Each line shown below should be copied exactly.
==================================================
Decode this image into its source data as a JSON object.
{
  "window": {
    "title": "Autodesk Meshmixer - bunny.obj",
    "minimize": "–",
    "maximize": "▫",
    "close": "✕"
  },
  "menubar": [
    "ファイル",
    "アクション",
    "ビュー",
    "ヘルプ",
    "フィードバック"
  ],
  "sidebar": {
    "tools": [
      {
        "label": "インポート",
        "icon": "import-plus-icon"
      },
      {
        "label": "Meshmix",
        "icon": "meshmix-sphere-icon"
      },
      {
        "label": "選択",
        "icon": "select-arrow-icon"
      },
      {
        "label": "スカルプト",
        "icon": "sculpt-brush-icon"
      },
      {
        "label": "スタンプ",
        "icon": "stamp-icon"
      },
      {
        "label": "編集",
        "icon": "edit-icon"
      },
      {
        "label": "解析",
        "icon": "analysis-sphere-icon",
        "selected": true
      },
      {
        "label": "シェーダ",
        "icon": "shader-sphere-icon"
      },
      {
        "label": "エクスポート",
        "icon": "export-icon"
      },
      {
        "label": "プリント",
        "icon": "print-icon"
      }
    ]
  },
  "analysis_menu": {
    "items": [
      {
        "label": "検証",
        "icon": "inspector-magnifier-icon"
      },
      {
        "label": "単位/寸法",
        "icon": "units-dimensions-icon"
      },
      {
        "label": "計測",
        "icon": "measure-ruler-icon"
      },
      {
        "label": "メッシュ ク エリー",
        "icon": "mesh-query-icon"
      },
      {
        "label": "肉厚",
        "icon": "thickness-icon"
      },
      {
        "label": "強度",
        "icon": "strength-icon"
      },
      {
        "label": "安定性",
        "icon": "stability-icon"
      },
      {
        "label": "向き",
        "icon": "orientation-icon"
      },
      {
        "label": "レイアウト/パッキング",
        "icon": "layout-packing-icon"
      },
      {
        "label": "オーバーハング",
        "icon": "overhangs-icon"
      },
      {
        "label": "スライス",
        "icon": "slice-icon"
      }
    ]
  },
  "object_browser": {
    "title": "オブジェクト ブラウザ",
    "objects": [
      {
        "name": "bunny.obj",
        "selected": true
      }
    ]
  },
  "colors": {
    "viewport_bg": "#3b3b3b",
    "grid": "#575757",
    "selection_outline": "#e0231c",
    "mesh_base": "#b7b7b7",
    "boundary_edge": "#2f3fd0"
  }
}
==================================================
WRITTEN ANSWER
Decode this image into its source data as a JSON object.
{
  "window": {
    "title": "Autodesk Meshmixer - bunny.obj",
    "minimize": "–",
    "maximize": "▫",
    "close": "✕"
  },
  "menubar": [
    "ファイル",
    "アクション",
    "ビュー",
    "ヘルプ",
    "フィードバック"
  ],
  "sidebar": {
    "tools": [
      {
        "label": "インポート",
        "icon": "import-plus-icon"
      },
      {
        "label": "Meshmix",
        "icon": "meshmix-sphere-icon"
      },
      {
        "label": "選択",
        "icon": "select-arrow-icon"
      },
      {
        "label": "スカルプト",
        "icon": "sculpt-brush-icon"
      },
      {
        "label": "スタンプ",
        "icon": "stamp-icon"
      },
      {
        "label": "編集",
        "icon": "edit-icon"
      },
      {
        "label": "解析",
        "icon": "analysis-sphere-icon",
        "selected": true
      },
      {
        "label": "シェーダ",
        "icon": "shader-sphere-icon"
      },
      {
        "label": "エクスポート",
        "icon": "export-icon"
      },
      {
        "label": "プリント",
        "icon": "print-icon"
      }
    ]
  },
  "analysis_menu": {
    "items": [
      {
        "label": "検証",
        "icon": "inspector-magnifier-icon"
      },
      {
        "label": "単位/寸法",
        "icon": "units-dimensions-icon"
      },
      {
        "label": "計測",
        "icon": "measure-ruler-icon"
      },
      {
        "label": "メッシュ ク エリー",
        "icon": "mesh-query-icon"
      },
      {
        "label": "肉厚",
        "icon": "thickness-icon"
      },
      {
        "label": "強度",
        "icon": "strength-icon"
      },
      {
        "label": "安定性",
        "icon": "stability-icon"
      },
      {
        "label": "向き",
        "icon": "orientation-icon"
      },
      {
        "label": "レイアウト/パッキング",
        "icon": "layout-packing-icon"
      },
      {
        "label": "オーバーハング",
        "icon": "overhangs-icon"
      },
      {
        "label": "スライス",
        "icon": "slice-icon"
      }
    ]
  },
  "object_browser": {
    "title": "オブジェクト ブラウザ",
    "objects": [
      {
        "name": "bunny.obj",
        "selected": true
      }
    ]
  },
  "colors": {
    "viewport_bg": "#3b3b3b",
    "grid": "#575757",
    "selection_outline": "#e0231c",
    "mesh_base": "#b7b7b7",
    "boundary_edge": "#2f3fd0"
  }
}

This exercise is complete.